Trevor Wilson

I love helping business owners who are passionate about making a positive difference in their clients' lives. I'm a passionate learner and teacher. My purpose is to help people live a more fulfilled life. In my professional life, I love helping business owners get clear on their purpose and identity. Then I help them clearly communicate their story so they can attract their ideal clients. I do this because I believe that when you work with your ideal clients you'll live a more fulfilled life.
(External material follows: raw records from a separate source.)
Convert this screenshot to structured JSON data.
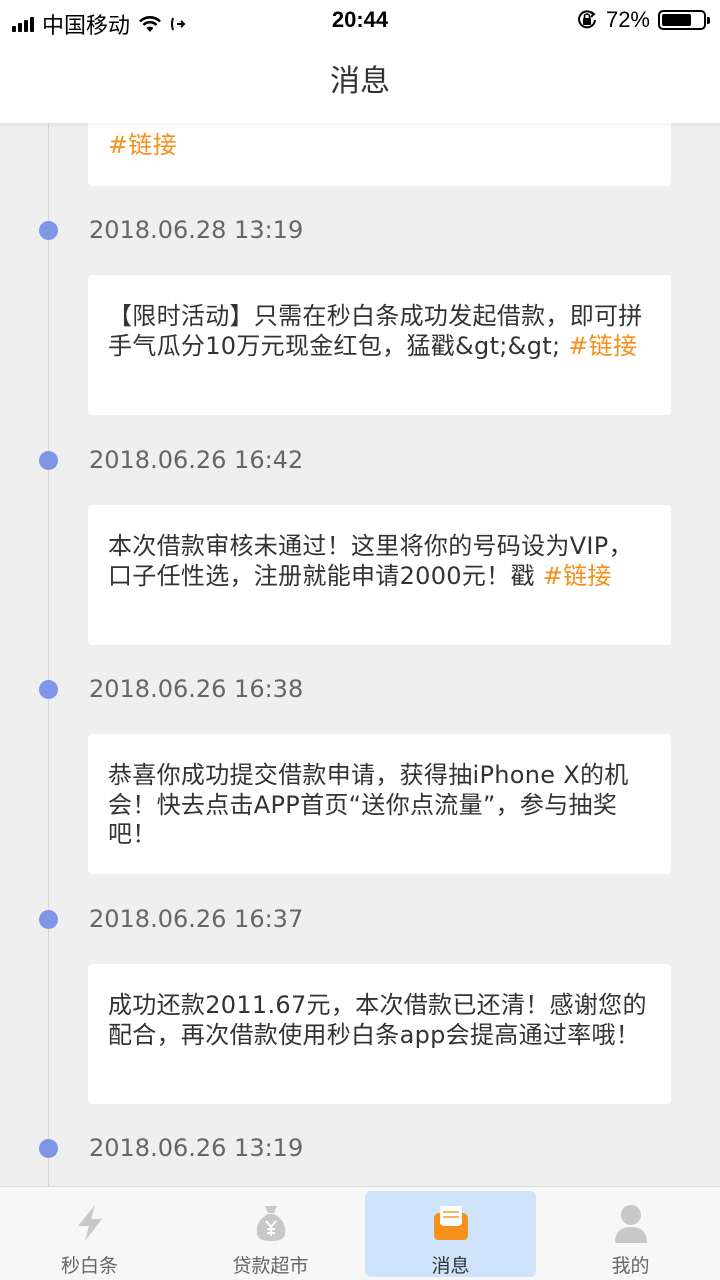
{
  "status_bar": {
    "carrier": "中国移动",
    "time": "20:44",
    "battery_text": "72%",
    "battery_level": 0.72
  },
  "header": {
    "title": "消息"
  },
  "messages": [
    {
      "date": "",
      "text": "",
      "link": "#链接"
    },
    {
      "date": "2018.06.28 13:19",
      "text": "【限时活动】只需在秒白条成功发起借款，即可拼手气瓜分10万元现金红包，猛戳&gt;&gt; ",
      "link": "#链接"
    },
    {
      "date": "2018.06.26 16:42",
      "text": "本次借款审核未通过！这里将你的号码设为VIP，口子任性选，注册就能申请2000元！戳 ",
      "link": "#链接"
    },
    {
      "date": "2018.06.26 16:38",
      "text": "恭喜你成功提交借款申请，获得抽iPhone X的机会！快去点击APP首页“送你点流量”，参与抽奖吧！",
      "link": ""
    },
    {
      "date": "2018.06.26 16:37",
      "text": "成功还款2011.67元，本次借款已还清！感谢您的配合，再次借款使用秒白条app会提高通过率哦！",
      "link": ""
    },
    {
      "date": "2018.06.26 13:19",
      "text": "",
      "link": ""
    }
  ],
  "tabs": [
    {
      "label": "秒白条",
      "icon": "lightning-icon",
      "active": false
    },
    {
      "label": "贷款超市",
      "icon": "money-bag-icon",
      "active": false
    },
    {
      "label": "消息",
      "icon": "mail-icon",
      "active": true
    },
    {
      "label": "我的",
      "icon": "user-icon",
      "active": false
    }
  ],
  "colors": {
    "accent_link": "#f5901b",
    "timeline_dot": "#7f96e6",
    "active_tab_bg": "#cfe3fb",
    "active_icon": "#f5901b",
    "inactive_icon": "#c8c8c8"
  }
}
Successful people do what everyone else won't dare to do. Don't wish it were easier; make yourself better.